“Yes, we have a challenge in that area. We only have three registered active heavyweight boxers,” revealed Thomas Kambuyi, Zimbabwe National Boxing Control Board secretary.
Veteran boxing administrator and former trainer Ed Hammond blames this demise on the lack of a vibrant amateur set-up.
“Amateur boxing is virtually non-existent and yet this should be the conveyor belt for these kind of boxers.
“When you have a vibrant amateur boxing set-up, you have a chance to identify potential heavyweight boxers when they are still young, train them and develop them.
“Back then, we had a whole lot of good amateur boxers. I was a trainer for about 10 years and we had a good number of boxers fighting at the Olympics in the early 1990s.
“We (Zimbabwe) are sitting on a boxing gold mine, yet we are not utilising this opportunity. I believe that because boxing is inherent, if we had great heavyweight boxers in the past, we can still produce more.
“Government should also invest in this sport. I tell you, if we identify one good heavyweight boxer today and get him to America for four years, I am sure we could have a world champion in future,” said Hammond.
Zimbabwe National Boxing Control Board chairman Richard Hondo also added his voice.
“Generally, the heavyweight division is extremely difficult to fill. lt is difficult to find someone who can dominate for a long time, especially when your amateur ranks are not as thriving as they used to.
“When Muhammad Ali left the scene, it took America a long time to produce Mike Tyson. Between Ali and Tyson, there is a gap of about 10 years or so.
“Back home, if you go back to 1956 when boxing started growing in the country, there was Sir Roy Welensky, before Jack Thuli came onto the scene, although Thuli was a South African who fought here in Zimbabwe.
“Tar Baby (Mohamed Alfonso) then came to the fore in the 1970s, and then Kilimanjaro. So you can see that in over 60 years, we have had only four outstanding heavyweight boxers in the country.
“However, we should be smiling again soon because we are on the verge of unearthing a potential heavyweight boxing gem.
“Boxing has been improving during the past two years and that has helped grow interest amongst the youngsters, so around this time next year, we should be talking about a new heavyweight boxer,” said Hondo.
However, Zimbabwe Boxing Federation national coach, Alexander Kwangwari, thinks amateur boxing is not to blame after all.

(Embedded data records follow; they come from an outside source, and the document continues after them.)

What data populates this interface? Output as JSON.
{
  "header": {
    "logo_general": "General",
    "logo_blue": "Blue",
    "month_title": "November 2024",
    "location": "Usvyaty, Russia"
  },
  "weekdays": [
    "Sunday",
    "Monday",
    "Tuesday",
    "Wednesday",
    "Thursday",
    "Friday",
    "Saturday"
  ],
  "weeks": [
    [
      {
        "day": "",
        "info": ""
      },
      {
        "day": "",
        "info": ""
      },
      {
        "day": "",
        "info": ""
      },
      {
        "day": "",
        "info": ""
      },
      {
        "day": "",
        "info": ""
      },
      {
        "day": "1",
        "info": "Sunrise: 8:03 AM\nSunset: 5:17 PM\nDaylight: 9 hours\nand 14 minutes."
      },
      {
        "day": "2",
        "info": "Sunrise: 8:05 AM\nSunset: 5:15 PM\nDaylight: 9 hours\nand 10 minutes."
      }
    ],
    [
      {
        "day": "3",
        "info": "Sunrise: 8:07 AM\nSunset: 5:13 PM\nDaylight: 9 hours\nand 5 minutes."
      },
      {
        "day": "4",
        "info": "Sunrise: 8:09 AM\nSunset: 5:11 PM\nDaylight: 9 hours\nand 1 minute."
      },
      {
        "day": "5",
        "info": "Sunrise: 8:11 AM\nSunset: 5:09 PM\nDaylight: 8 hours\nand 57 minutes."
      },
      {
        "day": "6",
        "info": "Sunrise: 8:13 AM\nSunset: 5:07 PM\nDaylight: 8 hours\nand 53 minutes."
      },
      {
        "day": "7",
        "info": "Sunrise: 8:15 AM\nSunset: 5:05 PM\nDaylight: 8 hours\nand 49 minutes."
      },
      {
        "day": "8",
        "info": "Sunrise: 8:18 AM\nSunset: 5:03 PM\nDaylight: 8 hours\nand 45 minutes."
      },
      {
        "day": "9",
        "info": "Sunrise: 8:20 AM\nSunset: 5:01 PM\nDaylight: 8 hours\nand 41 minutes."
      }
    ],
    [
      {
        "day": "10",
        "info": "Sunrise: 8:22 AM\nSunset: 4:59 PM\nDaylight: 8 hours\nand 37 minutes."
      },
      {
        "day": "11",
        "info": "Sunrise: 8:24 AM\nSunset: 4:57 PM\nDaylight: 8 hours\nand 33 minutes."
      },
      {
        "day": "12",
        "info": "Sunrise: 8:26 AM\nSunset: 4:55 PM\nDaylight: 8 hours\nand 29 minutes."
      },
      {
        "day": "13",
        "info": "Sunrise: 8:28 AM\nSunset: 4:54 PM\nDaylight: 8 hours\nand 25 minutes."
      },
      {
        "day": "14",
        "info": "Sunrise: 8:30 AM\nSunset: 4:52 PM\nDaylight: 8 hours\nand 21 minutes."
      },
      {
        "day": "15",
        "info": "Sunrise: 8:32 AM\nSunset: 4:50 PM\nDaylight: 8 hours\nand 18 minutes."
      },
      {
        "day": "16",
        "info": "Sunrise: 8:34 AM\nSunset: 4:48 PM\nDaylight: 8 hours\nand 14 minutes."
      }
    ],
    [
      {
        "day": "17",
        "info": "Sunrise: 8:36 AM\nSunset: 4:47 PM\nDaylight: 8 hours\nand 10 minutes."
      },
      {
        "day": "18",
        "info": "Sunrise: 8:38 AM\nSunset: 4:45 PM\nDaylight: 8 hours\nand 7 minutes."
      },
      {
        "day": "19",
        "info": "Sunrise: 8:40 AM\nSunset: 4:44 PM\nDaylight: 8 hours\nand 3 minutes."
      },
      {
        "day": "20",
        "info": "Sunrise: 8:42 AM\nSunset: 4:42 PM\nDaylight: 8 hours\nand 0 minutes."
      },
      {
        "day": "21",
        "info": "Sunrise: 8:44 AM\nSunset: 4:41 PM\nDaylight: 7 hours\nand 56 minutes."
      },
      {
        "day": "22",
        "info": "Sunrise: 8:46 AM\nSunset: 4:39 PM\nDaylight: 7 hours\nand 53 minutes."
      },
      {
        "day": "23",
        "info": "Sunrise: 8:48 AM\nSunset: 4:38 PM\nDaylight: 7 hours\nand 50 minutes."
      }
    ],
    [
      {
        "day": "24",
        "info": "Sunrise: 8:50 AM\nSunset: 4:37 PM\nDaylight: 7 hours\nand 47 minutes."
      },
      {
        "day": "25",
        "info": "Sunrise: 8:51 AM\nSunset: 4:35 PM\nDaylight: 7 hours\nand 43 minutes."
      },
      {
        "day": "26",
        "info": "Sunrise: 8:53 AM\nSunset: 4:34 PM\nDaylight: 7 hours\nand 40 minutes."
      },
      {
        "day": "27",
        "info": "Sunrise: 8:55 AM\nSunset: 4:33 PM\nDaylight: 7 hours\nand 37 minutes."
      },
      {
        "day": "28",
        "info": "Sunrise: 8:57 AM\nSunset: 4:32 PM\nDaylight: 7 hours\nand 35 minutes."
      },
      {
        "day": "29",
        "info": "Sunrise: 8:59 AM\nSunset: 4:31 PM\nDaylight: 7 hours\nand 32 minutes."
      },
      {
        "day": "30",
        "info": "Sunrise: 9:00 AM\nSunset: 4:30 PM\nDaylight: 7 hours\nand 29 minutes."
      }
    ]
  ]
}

“It appears as if we are not producing boxers or we are doing nothing but we have our own solid plan.
“We have the National Youth Games in Gweru in August, we are also focusing on the African Games set for Morocco. A lot is happening in the amateur ranks.
“In fact, we have a challenge with some promoters who take immature boxers from the amateur ranks and then turn them professional since they want to make quick money. Boxers need more games as amateurs so that when they turn pro they will have been adequately baked.
“What we recommend is that an open class boxer should have over 30 fights before turning professional. Or one should first fight at international games like the Zonal Games, African Games or Olympics before they turn pro,” said Kwangwari. The Sunday Mail